Saturday, 5 June 2010

64. Northern France

3rd June 2010. Back home again after a long weekend away. Last Friday we drove up to Rouen - some 840-odd kms away - in northern France for a reunion weekend with Madame's former colleagues from her old school in St Germain-en-Laye.

The plan was for everyone to meet up outside the Tourist Office (below) at 10am on the Saturday so, as we'd arrived in good time on the Friday, we had plenty of time after breakfast to wander around the old half-timbered centre of Rouen. 
We met up with our party at the appointed hour and of course the first item on the agenda was a spirited round of cheek-kissing (for the nanas) and hand-shaking (for the mecs!)..
As we saw it..
..& as Monet saw it.
We started off with a guided tour of the cathedral  - and I was pleased to find I was able to follow our guide's commentary without too much difficulty. While she was an enthusiastic fount of historical and architectural knowledge, I'm ashamed to admit that after a while I felt my eyes start to glaze over and my mind wander. Looking around, I'm happy to report that I wasn't the only one!

Lunch couldn't come soon enough and we found ourselves in a fifties retro restaurant - well chosen by the organisers.  

In the afternoon we visited the Church of St Jeanne d'Arc, who remains an extremely potent symbol in France. At moments of high domestic tension, Madame will occasionally remind me of the fact that Joan of Arc was burnt alive by the English (aka my cue to wind my neck in!). The brutal architecture of the church falls into the category of Love it or Hate it. Resembling nothing more than some vast grey slate-covered armadillo, it sprawls across the ancient market square in true shock-horror style (maybe that's the point) and to me it's an incredibly clumsy attempt to symbolise in stone the funeral pyre. I found the architecture of the building too intrusive, too self-conscious.
Church of St Jeanne d'Arc
In the evening we had dinner at an excellent restaurant in the market square and after that bed couldn't come soon enough!

On Sunday morning we visited a well restored old church before lunch beckoned.. Tiring all this culture! Finally we visited the Museum of Wrought Iron in Rouen which was truly fascinating.. The others all left at this point to return home while we stayed an extra night as we were heading down on the Monday to La Bernerie en Retz which lies on the coast to the south west of Nantes to stay with our friends A & J-C for a couple of nights.. We had some great walks along the sea shore and around Pornic which is just a few kms up the coast. By now we were missing our pooch and we were also missing home.
Pornic

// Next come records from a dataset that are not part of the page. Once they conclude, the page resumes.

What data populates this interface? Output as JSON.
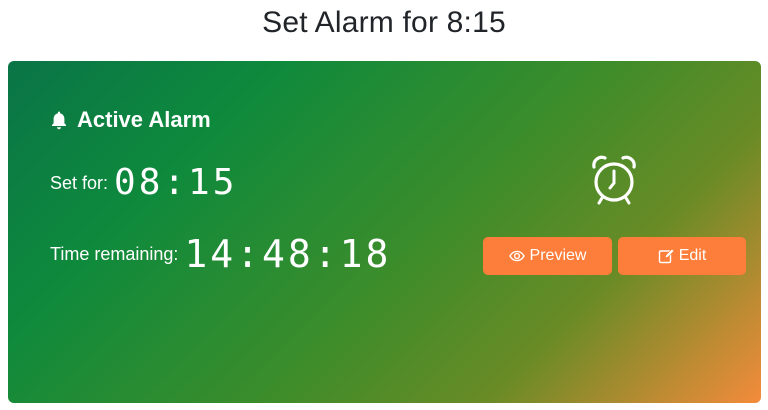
{
  "page": {
    "title": "Set Alarm for 8:15"
  },
  "card": {
    "heading": "Active Alarm",
    "heading_icon": "bell-icon",
    "set_for_label": "Set for:",
    "set_for_value": "08:15",
    "remaining_label": "Time remaining:",
    "remaining_value": "14:48:18",
    "status_icon": "alarm-clock-icon"
  },
  "actions": {
    "preview_label": "Preview",
    "preview_icon": "eye-icon",
    "edit_label": "Edit",
    "edit_icon": "edit-icon"
  },
  "colors": {
    "gradient_start": "#0a7447",
    "gradient_mid": "#3d8d2a",
    "gradient_end": "#f48b3b",
    "button": "#fd7e3a",
    "title_text": "#212529"
  }
}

We set off for Bayonne on Wednesday. It's always a pleasure to be heading south when we're going home instead of that depressing drive up to Calais and beyond! We stopped off at the kennel to pick up Chibby (our cocker spaniel) who was beside himself to see us again.. No surprises there! 

4th June 2010. Our tame saxophonist is back in town.. He looks pretty cool as he stands there on a corner with his battered sax and his straw hat opposite the War Memorial playing the same little riff ad infinitum. I think if I lived in the flats above him I'd be going mental though as he doesn't seem to tire of endlessly playing his limited 15 second repertoire.. 

5th June 2010. Down to the rowing club this morning for an outing. I think we did about 10-12km on a pretty hot morning so I was glad to return to the pontoon. There's a new girl member at the club - from Brazil - and she offered us all a Brazilian cocktail known as a Caipirinha:

Her recipe calls for this fresh, exotic cocktail to be made with cachaça*, sugar cane syrup, a mint leaf and crushed limes, served over ice. It is always muddled (crushed with a masher or the blunt end of a wooden spoon). In this clip, they use sugar instead of sugar cane syrup but no mint leaf.. I liked it the way I had it - with the mint leaf - but I'm open to offers!
Intriguing taste - sweet, sour, bitter all at the same time and excellent for quenching the thirst on a hot day.. The second one tastes even better! It's a long time since I've enjoyed a drink as much as this one.

Note to self: remember to buy some cachaça when next in Spain..

* Brazilian rum made from sugar cane.